However, superorganisms are quite rare, and only exist when the internal conflict within a social group is suppressed – so we cannot use this term, for example, to describe human societies.”

The findings, funded by the Royal Society, are published in the Journal of Evolutionary Biology.

Dangerous idea: treat with caution

Why is this such a potentially dangerous idea? Mainly because it can blur the lines between scientific observation and speculation which becomes accepted as scientifically proved fact. My ‘summary of a summary’ extracted one important aspect of the study, and maybe even then readers, may not have picked it up.

What were the scientists studying? Ants and bees? Well, no, not really. They were studying mathematical models of swarm behaviours. And that’s important to remember.

Ants bees and beliefs

I have been a long-time supporter of studies of animal behaviour in the interest of understanding human behaviours. I take the view knowledge of all animal behaviours, including our own, can provide ideas (‘theories’) of practical significance.

But when such efforts are made, we must be vary careful to understand that a metaphor is a mapping of reality. It’s hard sometimes to realize how much we rely on metaphors. As someone pointed out, ‘the map is not the territory’.

A mathematical model reveals relationships between mathematical variables.
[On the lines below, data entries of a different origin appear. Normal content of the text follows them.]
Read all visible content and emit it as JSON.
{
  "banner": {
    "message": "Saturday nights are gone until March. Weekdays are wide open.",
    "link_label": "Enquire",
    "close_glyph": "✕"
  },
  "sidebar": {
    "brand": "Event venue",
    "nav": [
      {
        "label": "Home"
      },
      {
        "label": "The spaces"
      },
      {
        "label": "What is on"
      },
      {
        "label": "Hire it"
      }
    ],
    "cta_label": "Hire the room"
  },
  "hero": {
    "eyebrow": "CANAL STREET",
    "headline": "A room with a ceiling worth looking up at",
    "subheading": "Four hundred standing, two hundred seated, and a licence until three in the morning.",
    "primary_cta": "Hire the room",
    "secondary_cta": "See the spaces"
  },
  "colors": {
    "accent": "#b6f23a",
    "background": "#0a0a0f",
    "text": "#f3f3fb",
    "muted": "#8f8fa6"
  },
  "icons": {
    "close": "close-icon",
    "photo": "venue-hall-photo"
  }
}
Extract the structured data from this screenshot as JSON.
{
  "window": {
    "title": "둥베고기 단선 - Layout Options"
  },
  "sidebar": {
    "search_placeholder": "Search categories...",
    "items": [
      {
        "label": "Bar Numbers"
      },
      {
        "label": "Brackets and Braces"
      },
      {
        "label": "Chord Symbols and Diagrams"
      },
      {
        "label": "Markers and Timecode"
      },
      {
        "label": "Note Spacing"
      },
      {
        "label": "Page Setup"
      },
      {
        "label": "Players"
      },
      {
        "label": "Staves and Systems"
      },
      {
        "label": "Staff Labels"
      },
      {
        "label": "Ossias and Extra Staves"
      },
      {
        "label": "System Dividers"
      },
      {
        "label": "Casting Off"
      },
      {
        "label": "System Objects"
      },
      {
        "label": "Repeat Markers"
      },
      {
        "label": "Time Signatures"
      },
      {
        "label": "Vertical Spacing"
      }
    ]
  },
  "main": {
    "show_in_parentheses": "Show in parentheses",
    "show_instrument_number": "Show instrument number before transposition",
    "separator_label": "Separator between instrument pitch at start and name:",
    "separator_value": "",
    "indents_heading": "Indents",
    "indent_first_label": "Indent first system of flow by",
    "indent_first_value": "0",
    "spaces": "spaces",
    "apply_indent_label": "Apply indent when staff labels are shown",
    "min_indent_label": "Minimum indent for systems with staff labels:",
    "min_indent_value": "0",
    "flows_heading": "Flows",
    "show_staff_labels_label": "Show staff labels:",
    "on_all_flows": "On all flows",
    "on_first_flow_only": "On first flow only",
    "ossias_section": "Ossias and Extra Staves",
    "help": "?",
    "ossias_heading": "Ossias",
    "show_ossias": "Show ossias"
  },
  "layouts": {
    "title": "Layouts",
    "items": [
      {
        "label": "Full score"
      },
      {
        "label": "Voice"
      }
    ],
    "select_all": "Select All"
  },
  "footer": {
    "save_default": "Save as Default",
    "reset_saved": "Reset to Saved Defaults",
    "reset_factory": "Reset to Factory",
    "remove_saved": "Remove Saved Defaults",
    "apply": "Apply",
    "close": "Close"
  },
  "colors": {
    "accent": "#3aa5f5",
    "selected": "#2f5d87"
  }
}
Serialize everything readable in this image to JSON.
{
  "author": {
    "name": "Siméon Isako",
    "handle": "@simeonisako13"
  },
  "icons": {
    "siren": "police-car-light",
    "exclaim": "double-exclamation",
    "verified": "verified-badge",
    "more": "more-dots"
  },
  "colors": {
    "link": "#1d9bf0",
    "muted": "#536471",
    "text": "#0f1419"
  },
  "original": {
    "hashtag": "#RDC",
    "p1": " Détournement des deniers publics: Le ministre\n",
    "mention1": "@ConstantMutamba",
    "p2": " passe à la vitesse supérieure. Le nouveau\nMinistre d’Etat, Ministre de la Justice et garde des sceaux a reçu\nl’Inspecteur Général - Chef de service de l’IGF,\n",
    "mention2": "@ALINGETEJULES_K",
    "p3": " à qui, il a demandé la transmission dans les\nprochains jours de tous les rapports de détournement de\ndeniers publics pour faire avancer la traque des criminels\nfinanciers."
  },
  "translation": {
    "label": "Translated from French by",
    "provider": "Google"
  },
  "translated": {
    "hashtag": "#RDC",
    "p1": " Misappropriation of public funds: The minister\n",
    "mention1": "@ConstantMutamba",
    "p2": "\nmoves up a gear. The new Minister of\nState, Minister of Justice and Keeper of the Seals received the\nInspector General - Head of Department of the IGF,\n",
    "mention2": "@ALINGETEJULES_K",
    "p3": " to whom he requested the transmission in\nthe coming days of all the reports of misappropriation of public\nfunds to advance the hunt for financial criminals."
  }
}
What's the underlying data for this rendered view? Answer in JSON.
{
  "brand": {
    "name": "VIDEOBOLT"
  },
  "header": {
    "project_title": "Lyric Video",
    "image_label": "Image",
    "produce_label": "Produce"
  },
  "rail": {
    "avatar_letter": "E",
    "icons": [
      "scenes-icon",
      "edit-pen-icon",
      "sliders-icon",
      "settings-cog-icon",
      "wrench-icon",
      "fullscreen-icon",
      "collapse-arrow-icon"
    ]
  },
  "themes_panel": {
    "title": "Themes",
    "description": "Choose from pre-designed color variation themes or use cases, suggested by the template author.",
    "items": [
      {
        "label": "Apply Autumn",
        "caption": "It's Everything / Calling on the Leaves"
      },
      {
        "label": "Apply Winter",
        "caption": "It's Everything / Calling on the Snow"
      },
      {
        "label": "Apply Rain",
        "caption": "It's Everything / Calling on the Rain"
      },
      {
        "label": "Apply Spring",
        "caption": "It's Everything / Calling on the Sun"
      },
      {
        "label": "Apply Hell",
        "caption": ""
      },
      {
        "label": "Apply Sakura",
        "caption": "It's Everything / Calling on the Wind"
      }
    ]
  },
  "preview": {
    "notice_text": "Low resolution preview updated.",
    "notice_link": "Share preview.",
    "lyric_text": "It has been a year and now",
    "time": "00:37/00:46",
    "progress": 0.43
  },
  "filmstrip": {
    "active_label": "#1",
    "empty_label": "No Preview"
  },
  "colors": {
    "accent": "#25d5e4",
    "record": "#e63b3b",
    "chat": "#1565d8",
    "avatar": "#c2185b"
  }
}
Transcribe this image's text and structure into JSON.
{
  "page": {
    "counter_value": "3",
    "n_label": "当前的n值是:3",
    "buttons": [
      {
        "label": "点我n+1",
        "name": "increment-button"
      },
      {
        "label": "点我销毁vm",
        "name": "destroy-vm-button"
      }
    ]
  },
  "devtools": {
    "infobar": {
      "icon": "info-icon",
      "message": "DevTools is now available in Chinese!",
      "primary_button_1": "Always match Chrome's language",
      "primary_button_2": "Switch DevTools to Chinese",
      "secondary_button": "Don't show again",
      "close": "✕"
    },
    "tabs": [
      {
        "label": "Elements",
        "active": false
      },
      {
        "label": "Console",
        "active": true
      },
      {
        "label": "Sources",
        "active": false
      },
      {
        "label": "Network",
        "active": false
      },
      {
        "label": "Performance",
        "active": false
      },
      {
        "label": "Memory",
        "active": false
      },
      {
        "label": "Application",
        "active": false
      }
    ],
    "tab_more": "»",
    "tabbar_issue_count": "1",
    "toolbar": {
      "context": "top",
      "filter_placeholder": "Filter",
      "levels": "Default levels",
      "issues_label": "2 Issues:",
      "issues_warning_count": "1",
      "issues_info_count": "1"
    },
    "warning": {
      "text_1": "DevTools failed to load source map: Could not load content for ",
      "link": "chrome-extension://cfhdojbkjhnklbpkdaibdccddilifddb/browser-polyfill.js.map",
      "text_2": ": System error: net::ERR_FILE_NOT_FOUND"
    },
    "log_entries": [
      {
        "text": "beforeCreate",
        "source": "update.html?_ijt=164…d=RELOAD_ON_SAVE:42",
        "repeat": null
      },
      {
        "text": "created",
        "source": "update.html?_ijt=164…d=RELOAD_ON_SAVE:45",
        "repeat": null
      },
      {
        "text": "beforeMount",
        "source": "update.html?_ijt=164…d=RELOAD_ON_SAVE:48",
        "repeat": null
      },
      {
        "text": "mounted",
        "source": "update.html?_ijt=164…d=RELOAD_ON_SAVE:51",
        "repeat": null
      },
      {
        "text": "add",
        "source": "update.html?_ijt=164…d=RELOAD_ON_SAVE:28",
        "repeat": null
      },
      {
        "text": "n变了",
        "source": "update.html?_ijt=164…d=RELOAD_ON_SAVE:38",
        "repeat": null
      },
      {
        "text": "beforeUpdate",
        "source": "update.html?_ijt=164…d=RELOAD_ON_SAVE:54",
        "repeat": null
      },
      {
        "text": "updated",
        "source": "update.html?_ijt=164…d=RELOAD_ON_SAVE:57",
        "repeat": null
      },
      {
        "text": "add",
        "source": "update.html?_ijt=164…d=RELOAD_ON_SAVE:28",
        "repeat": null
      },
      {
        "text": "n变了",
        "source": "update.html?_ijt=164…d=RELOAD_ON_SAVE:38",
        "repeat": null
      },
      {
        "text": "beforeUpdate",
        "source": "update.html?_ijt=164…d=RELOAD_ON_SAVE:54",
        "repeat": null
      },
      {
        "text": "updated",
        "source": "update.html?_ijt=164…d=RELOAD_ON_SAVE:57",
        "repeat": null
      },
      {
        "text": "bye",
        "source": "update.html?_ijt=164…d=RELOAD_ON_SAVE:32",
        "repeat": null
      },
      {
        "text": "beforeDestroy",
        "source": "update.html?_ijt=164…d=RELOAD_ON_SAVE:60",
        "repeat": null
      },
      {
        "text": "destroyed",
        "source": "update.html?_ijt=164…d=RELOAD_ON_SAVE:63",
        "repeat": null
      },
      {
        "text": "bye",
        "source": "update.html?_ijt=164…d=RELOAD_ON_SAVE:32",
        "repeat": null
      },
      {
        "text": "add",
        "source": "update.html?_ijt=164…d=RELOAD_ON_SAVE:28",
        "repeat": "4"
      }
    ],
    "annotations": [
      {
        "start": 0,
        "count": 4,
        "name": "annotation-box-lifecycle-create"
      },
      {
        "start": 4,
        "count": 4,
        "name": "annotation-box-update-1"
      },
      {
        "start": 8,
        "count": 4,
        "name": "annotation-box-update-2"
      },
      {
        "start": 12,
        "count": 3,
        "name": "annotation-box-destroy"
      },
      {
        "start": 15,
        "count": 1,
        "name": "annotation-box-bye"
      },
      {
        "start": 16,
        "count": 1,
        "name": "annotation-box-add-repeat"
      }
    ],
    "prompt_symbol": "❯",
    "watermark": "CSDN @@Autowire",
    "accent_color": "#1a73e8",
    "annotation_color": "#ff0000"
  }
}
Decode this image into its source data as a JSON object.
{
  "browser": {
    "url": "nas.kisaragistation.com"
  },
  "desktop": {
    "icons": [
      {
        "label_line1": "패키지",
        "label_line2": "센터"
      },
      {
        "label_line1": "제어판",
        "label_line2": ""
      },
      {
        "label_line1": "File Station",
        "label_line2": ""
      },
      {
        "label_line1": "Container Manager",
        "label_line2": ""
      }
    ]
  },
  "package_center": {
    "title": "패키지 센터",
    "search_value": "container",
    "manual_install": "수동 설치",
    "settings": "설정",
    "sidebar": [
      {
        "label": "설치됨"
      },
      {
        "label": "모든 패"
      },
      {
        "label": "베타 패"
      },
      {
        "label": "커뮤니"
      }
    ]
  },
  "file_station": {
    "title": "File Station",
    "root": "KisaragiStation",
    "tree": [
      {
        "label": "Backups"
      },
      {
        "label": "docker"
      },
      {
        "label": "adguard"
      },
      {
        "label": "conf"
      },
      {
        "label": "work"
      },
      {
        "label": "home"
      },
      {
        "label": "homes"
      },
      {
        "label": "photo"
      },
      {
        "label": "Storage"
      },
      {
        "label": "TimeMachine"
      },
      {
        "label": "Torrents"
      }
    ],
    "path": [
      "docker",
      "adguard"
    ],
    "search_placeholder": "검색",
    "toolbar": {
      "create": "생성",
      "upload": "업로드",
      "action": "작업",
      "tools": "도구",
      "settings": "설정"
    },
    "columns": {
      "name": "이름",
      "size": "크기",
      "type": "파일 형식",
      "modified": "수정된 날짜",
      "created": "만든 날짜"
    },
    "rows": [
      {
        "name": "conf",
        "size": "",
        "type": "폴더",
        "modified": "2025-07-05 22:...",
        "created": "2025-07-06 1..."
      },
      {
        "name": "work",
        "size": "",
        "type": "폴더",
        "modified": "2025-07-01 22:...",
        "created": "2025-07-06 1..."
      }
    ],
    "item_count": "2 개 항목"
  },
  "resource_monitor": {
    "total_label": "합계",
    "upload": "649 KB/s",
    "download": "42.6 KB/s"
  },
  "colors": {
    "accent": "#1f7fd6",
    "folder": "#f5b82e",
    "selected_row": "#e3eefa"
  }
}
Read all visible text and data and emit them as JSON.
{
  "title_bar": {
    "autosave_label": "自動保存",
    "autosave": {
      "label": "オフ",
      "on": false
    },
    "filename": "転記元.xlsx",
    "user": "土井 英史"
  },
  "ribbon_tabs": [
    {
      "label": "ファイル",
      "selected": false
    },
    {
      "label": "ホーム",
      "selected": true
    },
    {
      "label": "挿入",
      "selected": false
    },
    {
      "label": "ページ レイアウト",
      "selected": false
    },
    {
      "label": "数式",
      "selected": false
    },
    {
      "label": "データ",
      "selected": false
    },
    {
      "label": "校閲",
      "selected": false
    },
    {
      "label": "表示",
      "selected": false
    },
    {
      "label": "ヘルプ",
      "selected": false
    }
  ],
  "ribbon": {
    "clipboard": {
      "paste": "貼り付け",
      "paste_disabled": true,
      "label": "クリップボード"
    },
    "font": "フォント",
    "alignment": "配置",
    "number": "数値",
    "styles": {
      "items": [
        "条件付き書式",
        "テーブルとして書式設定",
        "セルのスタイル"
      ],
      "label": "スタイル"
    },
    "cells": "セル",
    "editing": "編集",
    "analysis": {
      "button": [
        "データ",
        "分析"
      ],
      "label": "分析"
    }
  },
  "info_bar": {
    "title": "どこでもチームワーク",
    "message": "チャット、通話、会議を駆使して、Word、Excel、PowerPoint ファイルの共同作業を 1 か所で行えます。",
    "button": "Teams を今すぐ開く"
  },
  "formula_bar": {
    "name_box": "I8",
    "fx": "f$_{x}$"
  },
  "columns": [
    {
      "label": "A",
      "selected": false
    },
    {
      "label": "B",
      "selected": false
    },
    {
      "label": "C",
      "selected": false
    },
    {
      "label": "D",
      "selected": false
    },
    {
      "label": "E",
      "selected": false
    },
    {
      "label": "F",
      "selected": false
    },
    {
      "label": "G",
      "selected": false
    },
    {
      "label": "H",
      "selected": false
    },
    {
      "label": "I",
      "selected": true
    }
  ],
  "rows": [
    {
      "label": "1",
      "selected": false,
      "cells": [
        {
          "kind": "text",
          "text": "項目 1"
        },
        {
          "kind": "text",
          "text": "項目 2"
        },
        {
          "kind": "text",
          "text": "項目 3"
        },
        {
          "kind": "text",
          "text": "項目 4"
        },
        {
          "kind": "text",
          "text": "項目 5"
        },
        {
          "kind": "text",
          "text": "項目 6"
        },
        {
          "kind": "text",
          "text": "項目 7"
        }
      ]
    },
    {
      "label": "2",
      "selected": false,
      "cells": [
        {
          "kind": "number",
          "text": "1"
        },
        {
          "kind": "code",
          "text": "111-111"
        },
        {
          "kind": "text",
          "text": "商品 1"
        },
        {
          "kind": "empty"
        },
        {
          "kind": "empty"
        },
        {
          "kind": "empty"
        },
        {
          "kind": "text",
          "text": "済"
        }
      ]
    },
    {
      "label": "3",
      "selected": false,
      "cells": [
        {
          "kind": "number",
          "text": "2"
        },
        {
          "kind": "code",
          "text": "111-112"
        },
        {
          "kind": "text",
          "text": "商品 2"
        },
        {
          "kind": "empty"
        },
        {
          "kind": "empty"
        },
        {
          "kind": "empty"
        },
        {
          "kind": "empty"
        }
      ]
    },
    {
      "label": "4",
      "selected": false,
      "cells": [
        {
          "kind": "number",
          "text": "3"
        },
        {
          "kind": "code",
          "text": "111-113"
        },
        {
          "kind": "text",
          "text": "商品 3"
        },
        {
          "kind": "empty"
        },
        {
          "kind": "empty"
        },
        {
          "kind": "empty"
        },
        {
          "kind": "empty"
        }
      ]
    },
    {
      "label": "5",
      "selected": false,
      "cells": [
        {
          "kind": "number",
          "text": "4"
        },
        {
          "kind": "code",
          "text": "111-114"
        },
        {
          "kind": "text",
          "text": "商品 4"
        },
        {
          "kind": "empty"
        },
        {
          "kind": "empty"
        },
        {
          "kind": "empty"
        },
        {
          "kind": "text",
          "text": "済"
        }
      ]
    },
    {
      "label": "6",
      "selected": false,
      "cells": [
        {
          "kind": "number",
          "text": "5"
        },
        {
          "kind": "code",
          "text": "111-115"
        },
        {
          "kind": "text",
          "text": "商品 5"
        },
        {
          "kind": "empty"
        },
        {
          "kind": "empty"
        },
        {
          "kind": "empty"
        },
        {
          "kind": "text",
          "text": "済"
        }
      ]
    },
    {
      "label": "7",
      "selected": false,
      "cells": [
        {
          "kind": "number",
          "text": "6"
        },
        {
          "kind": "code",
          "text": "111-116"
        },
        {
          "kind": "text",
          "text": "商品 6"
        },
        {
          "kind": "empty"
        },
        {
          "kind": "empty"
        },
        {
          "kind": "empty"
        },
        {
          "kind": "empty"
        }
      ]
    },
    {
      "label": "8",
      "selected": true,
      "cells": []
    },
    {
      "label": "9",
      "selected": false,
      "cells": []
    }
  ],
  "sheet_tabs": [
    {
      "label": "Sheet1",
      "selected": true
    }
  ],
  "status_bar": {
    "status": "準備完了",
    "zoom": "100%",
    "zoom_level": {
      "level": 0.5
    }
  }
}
In this case, the mathematical relationships are connected with social concepts such as ‘swarming’, ‘selfishness’, ‘leadership’ and ‘team work’.

In explaining the results, the scientists find themselves resorting to language like this

In a beehive, the [workers] are [happy] to [help the community], even to die, because the queen carries and passes on their genes. However, [superorganisms] are quite rare, and only exist when the [internal conflict within a social group is suppressed] – so we [cannot use this term], for example, to describe human societies.

A complex mix of analytic statements and assumptions are present in just one sentence from the BBC report above. Students of leadership should reflect carefully on such a statement, in the interests of ‘map testing’ and maybe ‘map making’.


You can see the original text here of Gardner and Graf’s paper.

A Brief history of leadership

October 21, 2007

glass_spiral_staircase.jpgLeaders and leadership continue to capture the public imagination. But there have been few attempts to trace the history of leadership to its earliest manifestations. What can be learned from the hard-wired behaviors of insects, the territorialism of reptiles, the disciplinary schooling of horses, and the social capitalism of chimpanzees?

This post [under development] is based on a presentation to Manchester Business School Alumni in October 2007. You can access the presentation entitled A brief history of leadership here, [accessed via my slideshare powerpoints. Be patient. It does load, in about 15 seconds from my PC! ].

The lecture sets out the case for learning about today’s leadership dilemmas by reference to animal behaviors. This is in some ways a well-trodden path since Desmond Morris reminded us of our kinship with other animals as a naked ape.

The approach has to beware the pitfalls of anthropomorphism (attributing human behaviors to other animals). These challenges have been examined by John Stodart Kennedy as the new anthropomorphism.

These scholars have continued the debate on instinctive behaviors that followed the work of pioneering ethologists such as Nikolaas Tinbergen and Konrad Lorenz.

Drawing on these sources, the lecture argues that our modern concepts of leadership draw on residual ancient forms. Furthermore, our shared concepts and folk-memories contribute to universal archetypes.

It is suggested that as humans, through consciousness and learning, we become and create ‘the leaders we deserve’

Other points of interest: By re-evaluating the role of instinct in behaviors that are considered to exhibit leadership qualities, we approach the ancient question of whether leaders are born or made.

To go more deeply

In preparing the lecture, I drew heavily on the work of Richard Dawkins, and particularly The Ancestor’s Tale.

Anyone with strong creationist beliefs will probably have problems with the Darwinist treatment.